Interface dataset entries:
┄┄┄┄┄┄

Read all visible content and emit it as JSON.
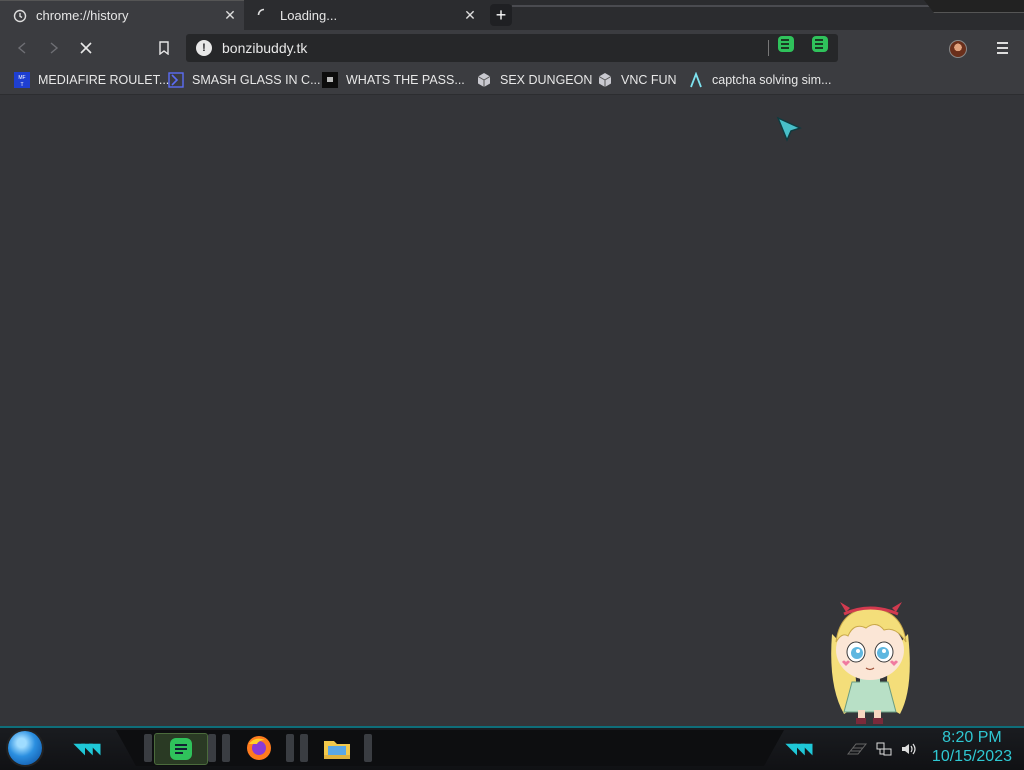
{
  "tabs": [
    {
      "title": "chrome://history",
      "icon": "history-icon",
      "active": true
    },
    {
      "title": "Loading...",
      "icon": "loading-spinner-icon",
      "active": false
    }
  ],
  "new_tab_label": "+",
  "toolbar": {
    "url": "bonzibuddy.tk",
    "security_icon": "not-secure-icon"
  },
  "bookmarks": [
    {
      "label": "MEDIAFIRE ROULET...",
      "icon": "mediafire-icon"
    },
    {
      "label": "SMASH GLASS IN C...",
      "icon": "chevron-box-icon"
    },
    {
      "label": "WHATS THE PASS...",
      "icon": "dark-square-icon"
    },
    {
      "label": "SEX DUNGEON",
      "icon": "cube-icon"
    },
    {
      "label": "VNC FUN",
      "icon": "cube-icon"
    },
    {
      "label": "captcha solving sim...",
      "icon": "lambda-icon"
    }
  ],
  "taskbar": {
    "apps": [
      "notes-app-icon",
      "firefox-icon",
      "file-explorer-icon"
    ],
    "time": "8:20 PM",
    "date": "10/15/2023"
  },
  "colors": {
    "background": "#343539",
    "accent": "#2fc8d2",
    "extension_green": "#2fc25b"
  }
}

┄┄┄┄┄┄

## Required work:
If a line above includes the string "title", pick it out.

## Expected answer:
      "title": "chrome://history",
      "title": "Loading...",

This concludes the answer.